What is required: Down to the last line, set the entries down again exactly.
/---
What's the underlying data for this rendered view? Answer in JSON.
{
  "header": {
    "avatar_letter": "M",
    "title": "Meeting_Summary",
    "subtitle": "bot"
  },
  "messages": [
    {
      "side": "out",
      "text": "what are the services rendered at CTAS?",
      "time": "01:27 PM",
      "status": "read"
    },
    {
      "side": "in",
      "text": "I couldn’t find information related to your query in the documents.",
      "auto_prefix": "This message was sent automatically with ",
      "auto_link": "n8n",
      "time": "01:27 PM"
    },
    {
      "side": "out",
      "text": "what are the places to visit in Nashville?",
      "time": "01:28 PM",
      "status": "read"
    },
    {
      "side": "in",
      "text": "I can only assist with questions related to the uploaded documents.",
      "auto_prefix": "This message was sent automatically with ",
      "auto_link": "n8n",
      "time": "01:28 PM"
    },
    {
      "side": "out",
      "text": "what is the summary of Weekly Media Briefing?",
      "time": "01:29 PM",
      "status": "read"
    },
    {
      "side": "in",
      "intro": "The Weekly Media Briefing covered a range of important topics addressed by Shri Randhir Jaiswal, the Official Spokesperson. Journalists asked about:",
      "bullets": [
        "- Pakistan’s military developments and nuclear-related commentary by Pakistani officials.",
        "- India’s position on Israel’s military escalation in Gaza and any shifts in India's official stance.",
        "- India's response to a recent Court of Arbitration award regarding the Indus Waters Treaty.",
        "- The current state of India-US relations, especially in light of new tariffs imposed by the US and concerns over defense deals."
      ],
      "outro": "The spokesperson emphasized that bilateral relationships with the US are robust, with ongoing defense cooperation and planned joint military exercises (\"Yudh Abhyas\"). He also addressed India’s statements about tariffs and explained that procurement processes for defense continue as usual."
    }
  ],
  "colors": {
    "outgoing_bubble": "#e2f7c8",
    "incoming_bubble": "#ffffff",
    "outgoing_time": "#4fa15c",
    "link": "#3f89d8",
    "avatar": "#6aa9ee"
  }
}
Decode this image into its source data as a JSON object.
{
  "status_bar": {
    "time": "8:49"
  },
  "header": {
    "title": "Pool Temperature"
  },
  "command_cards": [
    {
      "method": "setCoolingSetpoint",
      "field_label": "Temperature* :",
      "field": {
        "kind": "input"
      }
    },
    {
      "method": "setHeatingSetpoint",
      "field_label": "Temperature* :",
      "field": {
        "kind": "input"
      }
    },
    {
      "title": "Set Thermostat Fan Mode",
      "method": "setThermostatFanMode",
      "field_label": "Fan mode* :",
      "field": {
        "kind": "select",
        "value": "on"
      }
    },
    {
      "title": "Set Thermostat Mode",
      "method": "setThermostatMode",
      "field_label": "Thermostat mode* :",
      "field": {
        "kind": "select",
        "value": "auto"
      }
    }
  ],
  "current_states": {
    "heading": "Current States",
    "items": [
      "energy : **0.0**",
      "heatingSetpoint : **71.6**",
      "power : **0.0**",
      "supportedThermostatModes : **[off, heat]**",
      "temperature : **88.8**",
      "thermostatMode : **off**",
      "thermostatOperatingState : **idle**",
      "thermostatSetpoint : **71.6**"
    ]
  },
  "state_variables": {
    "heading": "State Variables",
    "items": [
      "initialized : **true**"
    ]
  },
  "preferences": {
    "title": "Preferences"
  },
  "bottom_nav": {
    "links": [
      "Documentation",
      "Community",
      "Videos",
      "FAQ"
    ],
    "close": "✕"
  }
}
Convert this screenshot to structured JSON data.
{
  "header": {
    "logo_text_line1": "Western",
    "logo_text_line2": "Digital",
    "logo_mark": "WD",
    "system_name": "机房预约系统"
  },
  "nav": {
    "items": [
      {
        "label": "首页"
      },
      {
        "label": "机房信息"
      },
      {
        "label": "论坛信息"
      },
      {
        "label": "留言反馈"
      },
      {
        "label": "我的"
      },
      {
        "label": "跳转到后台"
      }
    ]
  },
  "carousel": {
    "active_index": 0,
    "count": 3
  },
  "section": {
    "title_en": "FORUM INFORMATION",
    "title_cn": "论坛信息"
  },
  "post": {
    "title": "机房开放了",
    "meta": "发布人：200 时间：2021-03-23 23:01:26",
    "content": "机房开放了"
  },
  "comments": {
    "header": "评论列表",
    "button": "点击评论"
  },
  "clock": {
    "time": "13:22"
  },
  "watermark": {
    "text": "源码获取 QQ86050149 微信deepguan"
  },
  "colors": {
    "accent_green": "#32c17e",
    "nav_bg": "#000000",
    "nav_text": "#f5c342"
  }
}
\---
Result for this exercise:
What's the underlying data for this rendered view? Answer in JSON.
{
  "header": {
    "avatar_letter": "M",
    "title": "Meeting_Summary",
    "subtitle": "bot"
  },
  "messages": [
    {
      "side": "out",
      "text": "what are the services rendered at CTAS?",
      "time": "01:27 PM",
      "status": "read"
    },
    {
      "side": "in",
      "text": "I couldn’t find information related to your query in the documents.",
      "auto_prefix": "This message was sent automatically with ",
      "auto_link": "n8n",
      "time": "01:27 PM"
    },
    {
      "side": "out",
      "text": "what are the places to visit in Nashville?",
      "time": "01:28 PM",
      "status": "read"
    },
    {
      "side": "in",
      "text": "I can only assist with questions related to the uploaded documents.",
      "auto_prefix": "This message was sent automatically with ",
      "auto_link": "n8n",
      "time": "01:28 PM"
    },
    {
      "side": "out",
      "text": "what is the summary of Weekly Media Briefing?",
      "time": "01:29 PM",
      "status": "read"
    },
    {
      "side": "in",
      "intro": "The Weekly Media Briefing covered a range of important topics addressed by Shri Randhir Jaiswal, the Official Spokesperson. Journalists asked about:",
      "bullets": [
        "- Pakistan’s military developments and nuclear-related commentary by Pakistani officials.",
        "- India’s position on Israel’s military escalation in Gaza and any shifts in India's official stance.",
        "- India's response to a recent Court of Arbitration award regarding the Indus Waters Treaty.",
        "- The current state of India-US relations, especially in light of new tariffs imposed by the US and concerns over defense deals."
      ],
      "outro": "The spokesperson emphasized that bilateral relationships with the US are robust, with ongoing defense cooperation and planned joint military exercises (\"Yudh Abhyas\"). He also addressed India’s statements about tariffs and explained that procurement processes for defense continue as usual."
    }
  ],
  "colors": {
    "outgoing_bubble": "#e2f7c8",
    "incoming_bubble": "#ffffff",
    "outgoing_time": "#4fa15c",
    "link": "#3f89d8",
    "avatar": "#6aa9ee"
  }
}
Decode this image into its source data as a JSON object.
{
  "status_bar": {
    "time": "8:49"
  },
  "header": {
    "title": "Pool Temperature"
  },
  "command_cards": [
    {
      "method": "setCoolingSetpoint",
      "field_label": "Temperature* :",
      "field": {
        "kind": "input"
      }
    },
    {
      "method": "setHeatingSetpoint",
      "field_label": "Temperature* :",
      "field": {
        "kind": "input"
      }
    },
    {
      "title": "Set Thermostat Fan Mode",
      "method": "setThermostatFanMode",
      "field_label": "Fan mode* :",
      "field": {
        "kind": "select",
        "value": "on"
      }
    },
    {
      "title": "Set Thermostat Mode",
      "method": "setThermostatMode",
      "field_label": "Thermostat mode* :",
      "field": {
        "kind": "select",
        "value": "auto"
      }
    }
  ],
  "current_states": {
    "heading": "Current States",
    "items": [
      "energy : **0.0**",
      "heatingSetpoint : **71.6**",
      "power : **0.0**",
      "supportedThermostatModes : **[off, heat]**",
      "temperature : **88.8**",
      "thermostatMode : **off**",
      "thermostatOperatingState : **idle**",
      "thermostatSetpoint : **71.6**"
    ]
  },
  "state_variables": {
    "heading": "State Variables",
    "items": [
      "initialized : **true**"
    ]
  },
  "preferences": {
    "title": "Preferences"
  },
  "bottom_nav": {
    "links": [
      "Documentation",
      "Community",
      "Videos",
      "FAQ"
    ],
    "close": "✕"
  }
}
Convert this screenshot to structured JSON data.
{
  "header": {
    "logo_text_line1": "Western",
    "logo_text_line2": "Digital",
    "logo_mark": "WD",
    "system_name": "机房预约系统"
  },
  "nav": {
    "items": [
      {
        "label": "首页"
      },
      {
        "label": "机房信息"
      },
      {
        "label": "论坛信息"
      },
      {
        "label": "留言反馈"
      },
      {
        "label": "我的"
      },
      {
        "label": "跳转到后台"
      }
    ]
  },
  "carousel": {
    "active_index": 0,
    "count": 3
  },
  "section": {
    "title_en": "FORUM INFORMATION",
    "title_cn": "论坛信息"
  },
  "post": {
    "title": "机房开放了",
    "meta": "发布人：200 时间：2021-03-23 23:01:26",
    "content": "机房开放了"
  },
  "comments": {
    "header": "评论列表",
    "button": "点击评论"
  },
  "clock": {
    "time": "13:22"
  },
  "watermark": {
    "text": "源码获取 QQ86050149 微信deepguan"
  },
  "colors": {
    "accent_green": "#32c17e",
    "nav_bg": "#000000",
    "nav_text": "#f5c342"
  }
}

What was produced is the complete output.